AFCA cannot initiate its own test case. One of the factors considered before agreeing to allow a financial firm to treat a complaint as a test case is whether there are important issues of law to be decided.
The financial firm must meet the AFCA requirements, in particular by agreeing to pay the complainants’ legal fees incurred in the test case.
AFCA does not provide any financial or legal support or other resources to the running of a test case.
Once approval is provided, AFCA does not have any direct involvement in the running of the test case or any appeals.
There are now two test cases underway in relevant courts.
Test Case 1 – Quarantine Act
A test case considering the application of a common insurance policy exclusion relating to the repealed Quarantine Act 1908 was heard by the NSW Court of Appeals on 2 October 2020.
The main purpose of the test case was to seek a decision from the court on whether, in policies issued to small businesses containing business interruption cover, references to a quarantinable disease under the Quarantine Act 1908 should be construed as a reference to a listed human disease under the Biosecurity Act 2015.
On 18 November 2020, the NSW Supreme Court of Appeals ruled that Quarantine Act references in policies did not exclude the two claims in the test case. You can read the full judgment here.
The Board of the Insurance Council of Australia applied for special leave from the High Court of Australia to appeal the NSW Court of Appeal decision. AFCA awaits progress on this matter.
AFCA continues to work with regulators, industry and small businesses to resolve financial disputes fairly.
AFCA thanks those involved, notably the insurers and small businesses that took part in the test case.
Test Case 2 – Other exclusions
In line with the AFCA Rules, AFCA received a request for a second test case from a number of insurers in relation to providing guidance on the covering provisions found in many Business Interruption policies.
AFCA agreed that, under its Rules, a second test case could be submitted to a relevant court to consider these issues. On 24 February 2021, insurers lodged this test case in the Federal Court.
The first test case considered whether reference in a policy to a disease declared a quarantinable disease under the Quarantine Act 1908 (now repealed) could the taken as reference to a human infectious disease under the Biosecurity Act 2015. The second test case will provide guidance on so called trigger clauses, including those that relate to the impact of government announcements on small business, closure and the proximity of an outbreak to a small business.
Having provided approval for a test case, AFCA does not have any direct involvement in the running of the test case or any appeals. AFCA does not provide any financial or legal support or other resources to the running of the test case.
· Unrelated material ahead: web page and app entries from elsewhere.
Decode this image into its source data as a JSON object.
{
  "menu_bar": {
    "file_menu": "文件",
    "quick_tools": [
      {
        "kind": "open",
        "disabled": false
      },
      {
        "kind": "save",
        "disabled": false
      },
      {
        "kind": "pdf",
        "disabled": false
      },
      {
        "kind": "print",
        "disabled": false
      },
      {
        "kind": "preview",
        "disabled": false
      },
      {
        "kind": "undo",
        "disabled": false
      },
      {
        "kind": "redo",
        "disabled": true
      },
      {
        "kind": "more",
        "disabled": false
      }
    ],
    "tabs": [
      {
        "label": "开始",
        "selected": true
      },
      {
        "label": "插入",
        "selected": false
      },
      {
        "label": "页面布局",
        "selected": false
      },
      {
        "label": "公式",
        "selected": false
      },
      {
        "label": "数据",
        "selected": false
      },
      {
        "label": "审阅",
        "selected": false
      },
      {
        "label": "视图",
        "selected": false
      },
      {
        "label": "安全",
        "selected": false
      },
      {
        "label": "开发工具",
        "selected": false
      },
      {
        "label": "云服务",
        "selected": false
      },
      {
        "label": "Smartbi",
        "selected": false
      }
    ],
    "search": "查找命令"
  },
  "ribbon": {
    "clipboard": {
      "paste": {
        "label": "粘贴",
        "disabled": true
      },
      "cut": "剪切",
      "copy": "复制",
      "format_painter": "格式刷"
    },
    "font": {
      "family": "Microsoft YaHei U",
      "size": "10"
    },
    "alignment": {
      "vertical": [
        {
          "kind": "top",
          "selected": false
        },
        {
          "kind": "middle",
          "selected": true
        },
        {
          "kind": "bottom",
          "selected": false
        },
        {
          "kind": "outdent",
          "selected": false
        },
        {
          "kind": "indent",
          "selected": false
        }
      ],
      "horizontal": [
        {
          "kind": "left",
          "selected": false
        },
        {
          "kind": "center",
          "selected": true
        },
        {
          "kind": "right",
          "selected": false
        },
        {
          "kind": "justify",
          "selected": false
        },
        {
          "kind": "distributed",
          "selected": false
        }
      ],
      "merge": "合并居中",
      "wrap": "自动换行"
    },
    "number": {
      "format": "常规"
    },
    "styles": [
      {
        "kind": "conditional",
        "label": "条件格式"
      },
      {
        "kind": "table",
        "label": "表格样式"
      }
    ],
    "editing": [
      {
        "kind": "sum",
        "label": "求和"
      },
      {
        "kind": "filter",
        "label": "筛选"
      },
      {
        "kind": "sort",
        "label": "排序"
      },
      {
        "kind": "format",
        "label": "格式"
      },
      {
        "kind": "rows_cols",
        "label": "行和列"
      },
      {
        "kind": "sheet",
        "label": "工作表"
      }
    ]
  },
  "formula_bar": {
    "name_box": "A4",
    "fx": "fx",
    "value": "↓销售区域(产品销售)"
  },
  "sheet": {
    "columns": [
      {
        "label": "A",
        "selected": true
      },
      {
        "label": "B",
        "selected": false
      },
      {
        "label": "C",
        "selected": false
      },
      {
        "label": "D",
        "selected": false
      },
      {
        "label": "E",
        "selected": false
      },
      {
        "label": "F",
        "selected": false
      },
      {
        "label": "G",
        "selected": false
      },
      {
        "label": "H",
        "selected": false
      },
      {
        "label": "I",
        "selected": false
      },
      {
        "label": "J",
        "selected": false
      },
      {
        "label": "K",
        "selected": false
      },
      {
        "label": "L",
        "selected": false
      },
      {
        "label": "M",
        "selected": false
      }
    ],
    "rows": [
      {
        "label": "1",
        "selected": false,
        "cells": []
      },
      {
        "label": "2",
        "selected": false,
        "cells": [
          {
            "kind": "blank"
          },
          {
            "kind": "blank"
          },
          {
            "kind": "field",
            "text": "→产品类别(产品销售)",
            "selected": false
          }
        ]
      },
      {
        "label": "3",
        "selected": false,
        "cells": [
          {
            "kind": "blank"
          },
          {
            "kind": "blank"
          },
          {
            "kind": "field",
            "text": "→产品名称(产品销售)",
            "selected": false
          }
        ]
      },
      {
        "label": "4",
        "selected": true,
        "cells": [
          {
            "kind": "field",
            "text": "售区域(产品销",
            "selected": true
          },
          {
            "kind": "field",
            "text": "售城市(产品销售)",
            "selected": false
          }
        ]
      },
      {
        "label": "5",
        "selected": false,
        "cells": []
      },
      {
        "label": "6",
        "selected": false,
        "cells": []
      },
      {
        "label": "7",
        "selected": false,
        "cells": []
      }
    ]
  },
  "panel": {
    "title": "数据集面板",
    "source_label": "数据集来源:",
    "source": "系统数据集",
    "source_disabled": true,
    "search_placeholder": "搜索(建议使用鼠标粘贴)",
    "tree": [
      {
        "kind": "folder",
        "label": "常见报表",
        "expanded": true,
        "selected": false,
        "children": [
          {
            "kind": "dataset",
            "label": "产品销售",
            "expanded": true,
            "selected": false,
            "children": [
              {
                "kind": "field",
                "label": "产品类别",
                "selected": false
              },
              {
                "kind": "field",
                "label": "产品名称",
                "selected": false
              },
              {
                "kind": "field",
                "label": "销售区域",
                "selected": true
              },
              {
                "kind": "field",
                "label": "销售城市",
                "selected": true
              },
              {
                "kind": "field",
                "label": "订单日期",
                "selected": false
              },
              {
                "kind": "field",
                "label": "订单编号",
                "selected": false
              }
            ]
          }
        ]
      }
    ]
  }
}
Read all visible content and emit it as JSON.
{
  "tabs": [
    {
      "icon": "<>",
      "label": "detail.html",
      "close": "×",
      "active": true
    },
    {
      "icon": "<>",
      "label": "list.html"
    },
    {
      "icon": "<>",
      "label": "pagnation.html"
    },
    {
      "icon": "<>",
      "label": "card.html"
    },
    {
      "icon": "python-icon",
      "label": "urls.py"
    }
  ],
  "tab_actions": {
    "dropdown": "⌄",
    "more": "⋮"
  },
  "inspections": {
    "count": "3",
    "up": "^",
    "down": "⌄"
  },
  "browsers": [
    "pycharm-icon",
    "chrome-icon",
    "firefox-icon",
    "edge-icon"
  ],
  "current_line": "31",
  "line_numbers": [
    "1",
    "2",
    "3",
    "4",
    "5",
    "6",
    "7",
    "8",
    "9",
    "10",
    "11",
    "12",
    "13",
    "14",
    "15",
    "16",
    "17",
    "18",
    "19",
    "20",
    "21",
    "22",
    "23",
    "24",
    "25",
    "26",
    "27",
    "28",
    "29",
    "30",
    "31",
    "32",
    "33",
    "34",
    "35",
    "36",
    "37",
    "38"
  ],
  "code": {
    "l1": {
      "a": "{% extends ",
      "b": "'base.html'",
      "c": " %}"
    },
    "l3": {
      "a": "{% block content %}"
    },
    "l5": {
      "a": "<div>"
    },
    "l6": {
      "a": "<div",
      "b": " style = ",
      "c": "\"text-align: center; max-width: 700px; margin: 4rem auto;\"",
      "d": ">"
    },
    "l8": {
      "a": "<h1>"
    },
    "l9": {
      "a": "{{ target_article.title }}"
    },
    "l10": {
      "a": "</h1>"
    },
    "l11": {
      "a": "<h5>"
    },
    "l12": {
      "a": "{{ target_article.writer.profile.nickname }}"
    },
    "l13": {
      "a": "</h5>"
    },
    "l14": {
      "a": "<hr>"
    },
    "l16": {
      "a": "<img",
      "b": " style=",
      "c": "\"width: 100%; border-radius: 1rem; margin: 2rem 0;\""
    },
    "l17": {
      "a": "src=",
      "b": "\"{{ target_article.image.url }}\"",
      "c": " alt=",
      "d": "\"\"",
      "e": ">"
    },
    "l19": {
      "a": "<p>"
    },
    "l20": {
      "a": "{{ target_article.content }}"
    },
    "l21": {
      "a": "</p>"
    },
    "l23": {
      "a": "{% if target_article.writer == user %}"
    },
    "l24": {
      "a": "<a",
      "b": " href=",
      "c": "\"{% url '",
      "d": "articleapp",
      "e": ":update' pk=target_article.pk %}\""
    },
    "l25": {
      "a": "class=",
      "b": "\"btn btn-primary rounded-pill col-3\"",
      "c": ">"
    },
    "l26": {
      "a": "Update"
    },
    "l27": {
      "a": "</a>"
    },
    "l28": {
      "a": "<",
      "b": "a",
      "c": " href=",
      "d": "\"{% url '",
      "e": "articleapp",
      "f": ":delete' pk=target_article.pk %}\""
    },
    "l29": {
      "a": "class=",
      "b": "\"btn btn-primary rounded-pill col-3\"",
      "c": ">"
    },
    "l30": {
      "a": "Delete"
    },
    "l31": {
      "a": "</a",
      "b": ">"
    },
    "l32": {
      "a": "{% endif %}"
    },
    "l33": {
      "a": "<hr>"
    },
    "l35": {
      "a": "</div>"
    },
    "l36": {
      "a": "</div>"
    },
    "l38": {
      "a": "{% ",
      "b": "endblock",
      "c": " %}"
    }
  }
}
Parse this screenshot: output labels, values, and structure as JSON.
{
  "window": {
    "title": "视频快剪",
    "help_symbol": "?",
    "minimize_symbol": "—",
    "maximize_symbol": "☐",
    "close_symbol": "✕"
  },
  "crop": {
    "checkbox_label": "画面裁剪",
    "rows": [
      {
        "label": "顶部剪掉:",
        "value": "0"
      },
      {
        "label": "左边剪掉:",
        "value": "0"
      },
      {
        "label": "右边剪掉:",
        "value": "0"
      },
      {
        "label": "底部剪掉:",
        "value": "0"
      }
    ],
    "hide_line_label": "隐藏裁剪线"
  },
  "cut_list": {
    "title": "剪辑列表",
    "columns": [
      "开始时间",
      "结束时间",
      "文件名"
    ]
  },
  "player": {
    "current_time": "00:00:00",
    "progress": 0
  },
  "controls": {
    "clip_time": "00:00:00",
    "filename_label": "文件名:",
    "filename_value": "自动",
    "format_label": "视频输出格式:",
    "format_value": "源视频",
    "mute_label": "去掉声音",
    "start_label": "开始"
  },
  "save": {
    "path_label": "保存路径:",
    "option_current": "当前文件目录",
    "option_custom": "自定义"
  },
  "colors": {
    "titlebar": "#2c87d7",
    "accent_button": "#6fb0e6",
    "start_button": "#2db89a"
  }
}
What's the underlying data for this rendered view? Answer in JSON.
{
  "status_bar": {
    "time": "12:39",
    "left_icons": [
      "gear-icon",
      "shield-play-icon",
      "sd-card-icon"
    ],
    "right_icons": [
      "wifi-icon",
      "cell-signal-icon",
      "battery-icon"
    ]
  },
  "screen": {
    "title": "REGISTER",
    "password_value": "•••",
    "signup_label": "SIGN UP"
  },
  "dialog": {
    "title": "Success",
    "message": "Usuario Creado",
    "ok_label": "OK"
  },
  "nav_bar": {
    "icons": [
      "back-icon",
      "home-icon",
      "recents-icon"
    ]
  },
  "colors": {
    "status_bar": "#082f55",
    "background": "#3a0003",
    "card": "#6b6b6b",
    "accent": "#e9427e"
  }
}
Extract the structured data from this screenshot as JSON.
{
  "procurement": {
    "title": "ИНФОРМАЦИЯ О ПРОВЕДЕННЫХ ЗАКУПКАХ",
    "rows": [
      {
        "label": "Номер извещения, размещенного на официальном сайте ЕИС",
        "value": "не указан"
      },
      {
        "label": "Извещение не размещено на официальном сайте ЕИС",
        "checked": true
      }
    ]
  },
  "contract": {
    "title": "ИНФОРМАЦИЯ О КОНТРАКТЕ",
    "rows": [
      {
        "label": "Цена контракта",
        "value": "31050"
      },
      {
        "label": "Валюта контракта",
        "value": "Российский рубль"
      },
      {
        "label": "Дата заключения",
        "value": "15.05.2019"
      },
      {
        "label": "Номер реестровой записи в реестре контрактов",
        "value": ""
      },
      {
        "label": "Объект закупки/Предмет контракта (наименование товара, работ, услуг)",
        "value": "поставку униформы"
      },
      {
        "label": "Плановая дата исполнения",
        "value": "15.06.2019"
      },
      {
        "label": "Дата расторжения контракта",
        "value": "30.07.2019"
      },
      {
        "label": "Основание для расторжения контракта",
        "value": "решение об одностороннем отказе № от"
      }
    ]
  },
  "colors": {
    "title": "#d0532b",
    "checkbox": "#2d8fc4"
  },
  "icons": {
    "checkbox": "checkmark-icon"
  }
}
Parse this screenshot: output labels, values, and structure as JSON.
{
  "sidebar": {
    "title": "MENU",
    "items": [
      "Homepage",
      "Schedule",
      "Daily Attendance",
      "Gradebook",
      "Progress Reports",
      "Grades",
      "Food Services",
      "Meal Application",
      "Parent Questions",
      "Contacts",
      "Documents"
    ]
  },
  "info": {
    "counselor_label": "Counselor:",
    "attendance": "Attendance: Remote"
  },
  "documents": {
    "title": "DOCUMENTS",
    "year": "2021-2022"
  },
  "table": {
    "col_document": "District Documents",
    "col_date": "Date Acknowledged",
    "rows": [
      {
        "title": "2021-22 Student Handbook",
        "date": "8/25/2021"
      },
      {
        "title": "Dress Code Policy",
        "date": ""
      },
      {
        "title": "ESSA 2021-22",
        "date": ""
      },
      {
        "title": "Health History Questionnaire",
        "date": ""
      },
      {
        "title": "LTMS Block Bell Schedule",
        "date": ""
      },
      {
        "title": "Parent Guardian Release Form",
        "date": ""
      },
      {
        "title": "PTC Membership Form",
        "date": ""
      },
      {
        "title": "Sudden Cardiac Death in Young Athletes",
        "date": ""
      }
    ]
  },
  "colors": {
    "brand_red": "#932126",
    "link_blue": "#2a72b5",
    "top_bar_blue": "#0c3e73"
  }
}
Complaints with AFCA
AFCA is in direct communication with the relevant complainants and insurers who have complaints with us about business interruption insurance. AFCA will continue to consider business interruption complaints about claims which are unrelated to the test cases.
More information about how we are required to make decisions is available here.
Any questions about the details of the test cases or any appeals are best directed to the named parties to the case.